-- Mary Bell to one of her guards
The first night in their small jail cells in Newcastle West End police station, the girls were restless. "They kept shouting to each other through the doors," said one of the police women who watched the children. The police station was not accustomed to housing child offenders, and they had to make provisions as best as they could. "We finally told them to shut up. At one moment I heard Mary shout out angrily about her mother." Mary, who had been a chronic bedwetter, was terrified of going to sleep, for fear that she might mess her bed. "I usually do," she confided. At home, Mary's mother severely humiliated her whenever she wet the bed, rubbing her daughter's face in the pool of urine, said Mary, years later. She then hung the mattress outside for the entire neighborhood to see.

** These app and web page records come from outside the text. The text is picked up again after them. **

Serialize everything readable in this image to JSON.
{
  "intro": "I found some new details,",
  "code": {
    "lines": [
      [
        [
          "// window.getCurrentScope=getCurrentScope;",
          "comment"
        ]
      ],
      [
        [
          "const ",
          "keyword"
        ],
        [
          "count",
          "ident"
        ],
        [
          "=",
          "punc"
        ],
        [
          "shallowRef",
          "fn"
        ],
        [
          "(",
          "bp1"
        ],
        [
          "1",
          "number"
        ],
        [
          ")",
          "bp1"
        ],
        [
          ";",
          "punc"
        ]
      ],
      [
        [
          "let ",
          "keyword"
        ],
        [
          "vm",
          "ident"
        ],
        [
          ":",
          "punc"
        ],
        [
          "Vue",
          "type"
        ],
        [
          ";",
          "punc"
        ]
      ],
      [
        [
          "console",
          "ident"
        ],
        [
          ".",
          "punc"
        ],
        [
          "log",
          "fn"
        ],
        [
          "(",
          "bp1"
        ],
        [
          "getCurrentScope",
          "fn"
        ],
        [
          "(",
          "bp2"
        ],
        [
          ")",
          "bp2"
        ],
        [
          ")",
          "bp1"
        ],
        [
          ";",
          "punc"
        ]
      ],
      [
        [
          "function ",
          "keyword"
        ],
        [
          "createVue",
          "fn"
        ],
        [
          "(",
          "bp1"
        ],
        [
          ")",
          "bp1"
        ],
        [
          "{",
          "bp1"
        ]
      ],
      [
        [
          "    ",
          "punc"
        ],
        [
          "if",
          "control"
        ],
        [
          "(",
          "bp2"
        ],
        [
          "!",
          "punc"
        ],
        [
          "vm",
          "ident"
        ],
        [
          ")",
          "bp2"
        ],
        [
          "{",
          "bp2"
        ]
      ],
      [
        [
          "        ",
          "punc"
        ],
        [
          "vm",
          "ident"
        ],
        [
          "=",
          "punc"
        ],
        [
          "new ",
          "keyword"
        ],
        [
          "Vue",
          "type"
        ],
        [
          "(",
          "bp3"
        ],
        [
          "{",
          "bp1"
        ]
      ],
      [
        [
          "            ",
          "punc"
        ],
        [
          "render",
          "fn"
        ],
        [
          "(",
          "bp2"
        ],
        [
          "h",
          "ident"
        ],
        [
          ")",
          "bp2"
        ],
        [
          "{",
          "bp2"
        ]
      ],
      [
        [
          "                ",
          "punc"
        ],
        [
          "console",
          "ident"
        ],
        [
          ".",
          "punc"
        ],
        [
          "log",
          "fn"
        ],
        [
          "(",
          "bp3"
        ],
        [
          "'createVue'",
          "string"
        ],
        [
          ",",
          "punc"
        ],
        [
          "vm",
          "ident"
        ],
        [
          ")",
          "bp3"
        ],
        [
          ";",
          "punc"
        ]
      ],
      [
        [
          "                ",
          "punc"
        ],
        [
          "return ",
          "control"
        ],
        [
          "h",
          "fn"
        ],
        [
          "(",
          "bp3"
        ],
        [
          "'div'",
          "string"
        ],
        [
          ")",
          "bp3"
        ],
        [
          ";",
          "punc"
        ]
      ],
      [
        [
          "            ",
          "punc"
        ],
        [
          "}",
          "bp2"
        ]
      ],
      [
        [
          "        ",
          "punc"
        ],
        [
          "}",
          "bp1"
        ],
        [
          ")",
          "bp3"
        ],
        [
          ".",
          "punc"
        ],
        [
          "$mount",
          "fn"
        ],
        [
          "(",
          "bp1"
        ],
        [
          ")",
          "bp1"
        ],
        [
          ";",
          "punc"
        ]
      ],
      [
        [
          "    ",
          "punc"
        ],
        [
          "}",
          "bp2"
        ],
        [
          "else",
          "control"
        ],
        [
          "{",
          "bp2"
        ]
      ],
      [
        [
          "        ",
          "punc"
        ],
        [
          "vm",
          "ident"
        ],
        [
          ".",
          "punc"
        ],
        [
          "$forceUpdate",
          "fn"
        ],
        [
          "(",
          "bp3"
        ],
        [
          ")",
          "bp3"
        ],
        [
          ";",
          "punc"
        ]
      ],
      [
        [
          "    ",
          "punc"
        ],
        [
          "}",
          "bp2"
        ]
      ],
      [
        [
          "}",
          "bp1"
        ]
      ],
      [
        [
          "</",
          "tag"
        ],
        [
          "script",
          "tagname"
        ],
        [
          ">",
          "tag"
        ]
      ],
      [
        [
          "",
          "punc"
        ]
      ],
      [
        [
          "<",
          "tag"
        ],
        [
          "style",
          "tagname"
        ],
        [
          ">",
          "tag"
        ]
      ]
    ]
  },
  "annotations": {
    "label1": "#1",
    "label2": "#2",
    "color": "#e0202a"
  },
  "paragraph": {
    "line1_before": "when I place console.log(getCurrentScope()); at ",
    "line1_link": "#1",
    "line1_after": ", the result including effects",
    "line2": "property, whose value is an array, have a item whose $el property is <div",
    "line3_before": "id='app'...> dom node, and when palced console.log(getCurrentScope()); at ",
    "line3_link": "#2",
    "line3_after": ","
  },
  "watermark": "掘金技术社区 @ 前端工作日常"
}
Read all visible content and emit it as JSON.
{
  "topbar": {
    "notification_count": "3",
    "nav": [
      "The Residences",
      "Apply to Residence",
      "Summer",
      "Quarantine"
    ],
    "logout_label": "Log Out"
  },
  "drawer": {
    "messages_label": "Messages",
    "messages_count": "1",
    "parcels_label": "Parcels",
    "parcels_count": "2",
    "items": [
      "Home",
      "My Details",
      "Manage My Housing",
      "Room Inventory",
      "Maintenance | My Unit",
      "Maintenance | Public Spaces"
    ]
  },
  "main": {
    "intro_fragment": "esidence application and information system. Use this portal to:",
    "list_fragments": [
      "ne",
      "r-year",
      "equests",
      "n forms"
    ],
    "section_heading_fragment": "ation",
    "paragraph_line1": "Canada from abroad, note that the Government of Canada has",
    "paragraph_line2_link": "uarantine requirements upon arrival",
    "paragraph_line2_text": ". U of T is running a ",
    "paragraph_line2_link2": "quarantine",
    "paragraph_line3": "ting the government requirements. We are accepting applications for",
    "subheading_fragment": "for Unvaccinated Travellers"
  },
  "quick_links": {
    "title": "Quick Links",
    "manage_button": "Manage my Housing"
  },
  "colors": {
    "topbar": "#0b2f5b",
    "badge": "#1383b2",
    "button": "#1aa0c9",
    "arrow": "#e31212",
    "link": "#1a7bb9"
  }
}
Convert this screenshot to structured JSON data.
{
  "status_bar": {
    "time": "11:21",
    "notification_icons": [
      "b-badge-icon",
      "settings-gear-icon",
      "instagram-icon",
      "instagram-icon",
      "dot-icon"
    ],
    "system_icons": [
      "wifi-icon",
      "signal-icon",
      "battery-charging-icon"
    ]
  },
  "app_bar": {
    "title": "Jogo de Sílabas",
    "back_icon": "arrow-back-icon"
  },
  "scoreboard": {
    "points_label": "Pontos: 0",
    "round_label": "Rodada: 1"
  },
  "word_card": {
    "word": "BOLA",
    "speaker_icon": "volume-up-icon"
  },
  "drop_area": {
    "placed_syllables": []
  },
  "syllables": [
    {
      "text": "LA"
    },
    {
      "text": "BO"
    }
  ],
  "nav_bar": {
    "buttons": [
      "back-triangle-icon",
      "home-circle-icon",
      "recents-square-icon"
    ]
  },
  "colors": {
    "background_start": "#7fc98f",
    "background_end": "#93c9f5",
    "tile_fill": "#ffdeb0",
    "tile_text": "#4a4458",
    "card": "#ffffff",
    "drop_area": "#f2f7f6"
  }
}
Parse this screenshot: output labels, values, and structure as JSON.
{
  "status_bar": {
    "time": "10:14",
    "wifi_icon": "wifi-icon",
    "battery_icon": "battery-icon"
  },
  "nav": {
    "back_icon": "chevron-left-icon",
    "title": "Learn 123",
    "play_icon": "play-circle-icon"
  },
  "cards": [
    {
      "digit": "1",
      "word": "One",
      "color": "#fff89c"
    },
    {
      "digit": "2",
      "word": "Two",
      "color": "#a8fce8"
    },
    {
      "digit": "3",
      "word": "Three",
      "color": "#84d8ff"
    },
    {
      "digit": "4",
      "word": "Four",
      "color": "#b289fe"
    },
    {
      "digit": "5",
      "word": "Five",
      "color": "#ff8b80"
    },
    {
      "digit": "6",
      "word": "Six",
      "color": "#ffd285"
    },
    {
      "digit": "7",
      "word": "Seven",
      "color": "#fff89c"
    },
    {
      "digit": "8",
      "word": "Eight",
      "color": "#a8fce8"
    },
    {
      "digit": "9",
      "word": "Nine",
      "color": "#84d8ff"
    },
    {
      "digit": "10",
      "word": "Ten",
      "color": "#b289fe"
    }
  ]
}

During the course of her incarceration, the women guards got to know Mary better, describing her as confident, intelligent and "cheeky." Some of Mary's casual comments would shock the police women, but others saw her as a scared little girl who had no comprehension of the enormity of her actions. In the middle of the night Mary would "bolt upright." Mary's hostility had an almost naive quality: while tightly grabbing a stray cat by the neck, a guard told her not to hurt the cat. Mary allegedly replied, "Oh, she doesn't feel that, and anyway, I like hurting little things that can't fight back." In another incident, a police woman said that Mary said she'd like to be a nurse, "because then I can stick needles into people. I like hurting people."
If her parents were somehow responsible for young Mary's behavior, she would not talk about it. She had been taught to keep quiet, especially around authority figures. Her father, Billy Bell, had lived with the family, but the children (Mary and her younger brother and sister) were instructed to always call him "uncle," so that their mother could collect government assistance. Billy Bell was a thief, and the mother, Betty Bell, was a prostitute who was often away in Glasgow on "business." Because of the family's shady vocations, Newcastle Welfare authorities knew very little about Mary's family. One detective who visited Mary's home described it as having "no feeling of a home, just a shell. Very peculiar... the only life one felt was that of a big dog barking."
Was it because Mary was unresponsive that the psychiatrists found her "psychopathic"? If she had broken her silence and told them of her abusive home life, would she have earned a more sympathetic analysis? "I've seen a lot of psychopathic children," said Dr. Orton, the first to see her during her incarceration. "But I've never met one like Mary: as intelligent, as manipulative, or as dangerous." During the murder trial, Mary's behavior would do little to harvest sympathy.